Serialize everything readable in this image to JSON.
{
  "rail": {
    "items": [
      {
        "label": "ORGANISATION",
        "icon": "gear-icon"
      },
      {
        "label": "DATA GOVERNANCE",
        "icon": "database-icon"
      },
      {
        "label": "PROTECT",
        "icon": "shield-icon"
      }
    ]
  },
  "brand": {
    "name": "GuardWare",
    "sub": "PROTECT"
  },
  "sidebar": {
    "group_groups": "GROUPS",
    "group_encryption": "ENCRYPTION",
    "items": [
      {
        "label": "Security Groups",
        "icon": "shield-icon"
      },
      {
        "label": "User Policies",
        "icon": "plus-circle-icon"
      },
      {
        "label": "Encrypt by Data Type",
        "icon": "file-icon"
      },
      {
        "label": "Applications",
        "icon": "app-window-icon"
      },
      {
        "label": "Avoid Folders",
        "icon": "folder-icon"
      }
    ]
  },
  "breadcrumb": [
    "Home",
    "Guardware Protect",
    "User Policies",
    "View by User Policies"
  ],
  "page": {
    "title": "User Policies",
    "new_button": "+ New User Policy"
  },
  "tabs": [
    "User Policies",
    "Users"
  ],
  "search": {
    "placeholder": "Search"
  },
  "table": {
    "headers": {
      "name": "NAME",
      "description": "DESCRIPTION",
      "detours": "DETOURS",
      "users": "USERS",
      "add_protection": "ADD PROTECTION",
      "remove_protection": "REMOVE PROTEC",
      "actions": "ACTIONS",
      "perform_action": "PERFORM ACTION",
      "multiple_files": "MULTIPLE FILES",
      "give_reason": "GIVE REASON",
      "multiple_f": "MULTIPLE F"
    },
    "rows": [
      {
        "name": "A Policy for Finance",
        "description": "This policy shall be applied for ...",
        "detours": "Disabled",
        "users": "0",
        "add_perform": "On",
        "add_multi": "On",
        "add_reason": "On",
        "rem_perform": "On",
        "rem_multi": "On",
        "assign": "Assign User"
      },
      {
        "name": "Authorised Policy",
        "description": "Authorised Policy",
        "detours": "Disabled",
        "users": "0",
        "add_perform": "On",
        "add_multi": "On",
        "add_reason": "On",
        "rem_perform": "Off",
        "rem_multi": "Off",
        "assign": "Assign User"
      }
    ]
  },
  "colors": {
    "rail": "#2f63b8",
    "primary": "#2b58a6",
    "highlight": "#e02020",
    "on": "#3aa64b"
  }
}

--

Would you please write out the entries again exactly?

Serialize everything readable in this image to JSON.
{
  "rail": {
    "items": [
      {
        "label": "ORGANISATION",
        "icon": "gear-icon"
      },
      {
        "label": "DATA GOVERNANCE",
        "icon": "database-icon"
      },
      {
        "label": "PROTECT",
        "icon": "shield-icon"
      }
    ]
  },
  "brand": {
    "name": "GuardWare",
    "sub": "PROTECT"
  },
  "sidebar": {
    "group_groups": "GROUPS",
    "group_encryption": "ENCRYPTION",
    "items": [
      {
        "label": "Security Groups",
        "icon": "shield-icon"
      },
      {
        "label": "User Policies",
        "icon": "plus-circle-icon"
      },
      {
        "label": "Encrypt by Data Type",
        "icon": "file-icon"
      },
      {
        "label": "Applications",
        "icon": "app-window-icon"
      },
      {
        "label": "Avoid Folders",
        "icon": "folder-icon"
      }
    ]
  },
  "breadcrumb": [
    "Home",
    "Guardware Protect",
    "User Policies",
    "View by User Policies"
  ],
  "page": {
    "title": "User Policies",
    "new_button": "+ New User Policy"
  },
  "tabs": [
    "User Policies",
    "Users"
  ],
  "search": {
    "placeholder": "Search"
  },
  "table": {
    "headers": {
      "name": "NAME",
      "description": "DESCRIPTION",
      "detours": "DETOURS",
      "users": "USERS",
      "add_protection": "ADD PROTECTION",
      "remove_protection": "REMOVE PROTEC",
      "actions": "ACTIONS",
      "perform_action": "PERFORM ACTION",
      "multiple_files": "MULTIPLE FILES",
      "give_reason": "GIVE REASON",
      "multiple_f": "MULTIPLE F"
    },
    "rows": [
      {
        "name": "A Policy for Finance",
        "description": "This policy shall be applied for ...",
        "detours": "Disabled",
        "users": "0",
        "add_perform": "On",
        "add_multi": "On",
        "add_reason": "On",
        "rem_perform": "On",
        "rem_multi": "On",
        "assign": "Assign User"
      },
      {
        "name": "Authorised Policy",
        "description": "Authorised Policy",
        "detours": "Disabled",
        "users": "0",
        "add_perform": "On",
        "add_multi": "On",
        "add_reason": "On",
        "rem_perform": "Off",
        "rem_multi": "Off",
        "assign": "Assign User"
      }
    ]
  },
  "colors": {
    "rail": "#2f63b8",
    "primary": "#2b58a6",
    "highlight": "#e02020",
    "on": "#3aa64b"
  }
}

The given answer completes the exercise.